*Domain 1 includes two separate domains from the Assessment.
We combined them into one area that focuses on our institutional practices.
Interpersonal: This refers to prejudices and discriminatory behaviors where one group makes assumptions about the abilities, motives, and intents of other groups based on race. This set of prejudices leads to cruel intentional or unintentional actions towards other groups.
Internalized: In a society in which all aspects of identity and experience are racialized, and one group is politically, socially and economically dominant, members of stigmatized groups, who are bombarded with negative messages about their own abilities and intrinsic worth, may internalize those negative messages. It holds people back from achieving their fullest potential. It also obscures the structural and systemic nature of racial oppression, and reinforces those systems.
Institutional: Where assumptions about race are structured into the social and economic institutions in our society. Institutional racism occurs when organizations, businesses, or institutions like schools and police departments discriminate, either deliberately or indirectly, against certain groups of people to limit their rights. This type of racism reflects the cultural assumptions of the dominant group.
Structural: This refers to the accumulation over centuries of the effects of a racialized society. Think again about the creation of the white middle class and what it means today to have been left out of that process of wealth-creation, home ownership, college education, etc.
Source: Racial Equity Tools
Implicit biases are the attitudes and stereotypes that affects our understanding, actions and decisions in an unconscious manner. They are activated without a person's active control. They can be positive or negative, and everyone has them. Implicit biases are not permanent. They can change over time. Implicit biases have real world effects on education, employment and health care. (Source: State of the Science, Implicit Bias Review, 2014
Implicit Bias Tools:
Trauma Informed Practices
Health literacy is the degree to which an individual has the ability to obtain, communicate, process and understand basic health information and services to make health decisions. Some communities are more affected by limited health literacy than others, including people of color and the elderly. Limited health literacy contributes to health disparities in health outcomes.
An organization that is health literate removes barriers to health literacy by making it easier for people to find, process and understand health information. Communicating in plain language
is a key strategy in addressing poor health literacy.
Health literacy tools:
Culturally and Linguistically Appropriate Services (CLAS)
MCH supports CLAS models to improve health equity and eliminate disparities in health outcomes. Cultural responsiveness includes demonstrating respect for the individual while responding to individual needs and preferences. The Think Cultural Health website is a source of information on CLAS, cultural and linguistic competency, health equity, health disparities, and related topics.
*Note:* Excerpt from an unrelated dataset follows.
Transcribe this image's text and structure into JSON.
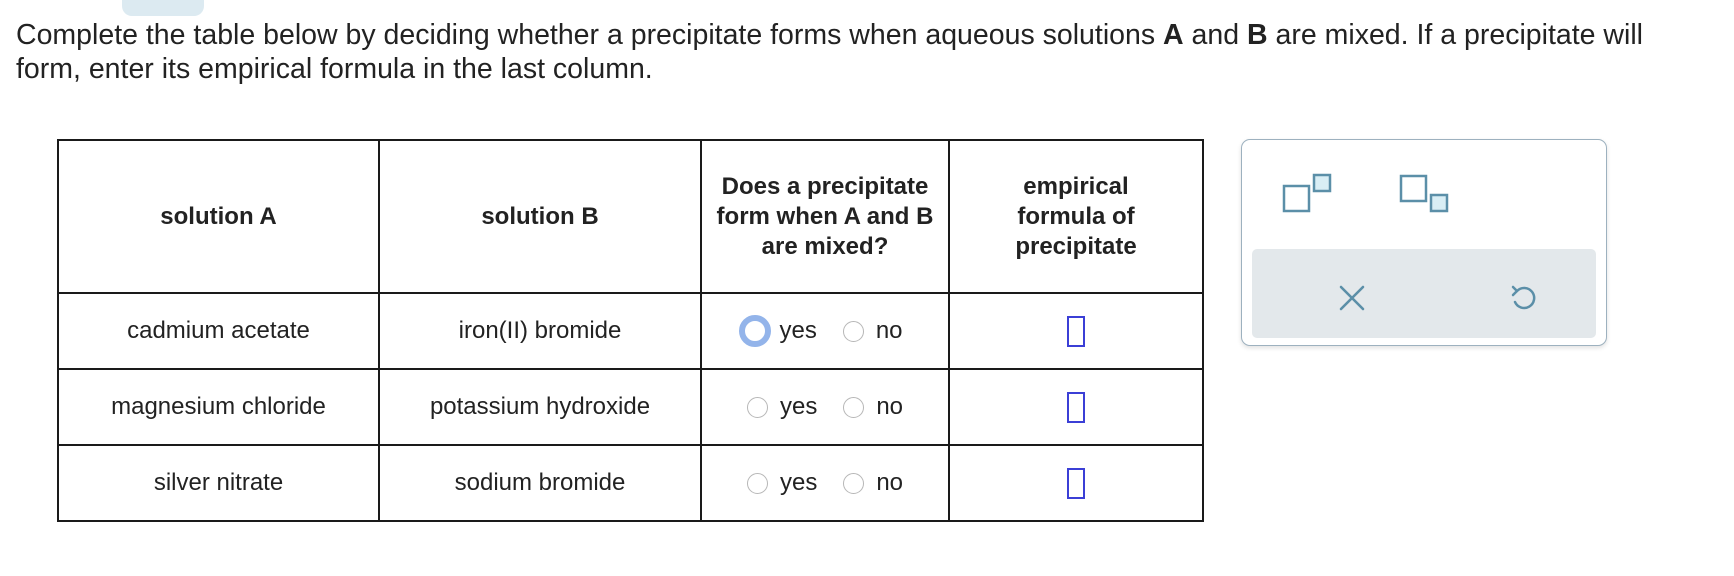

15 national CLAS standards that are broken into three areas:
- Governance, leadership and workforce
- Communication and language assistance
- Engagement, continuous improvement and accountability
All the standards work together to advance the principle standard:
Provide effective, equitable, understandable, and respectful quality care and services that are responsive to diverse cultural health beliefs and practices, preferred languages, health literacy, and other communication needs.
Check back often for updates on our work!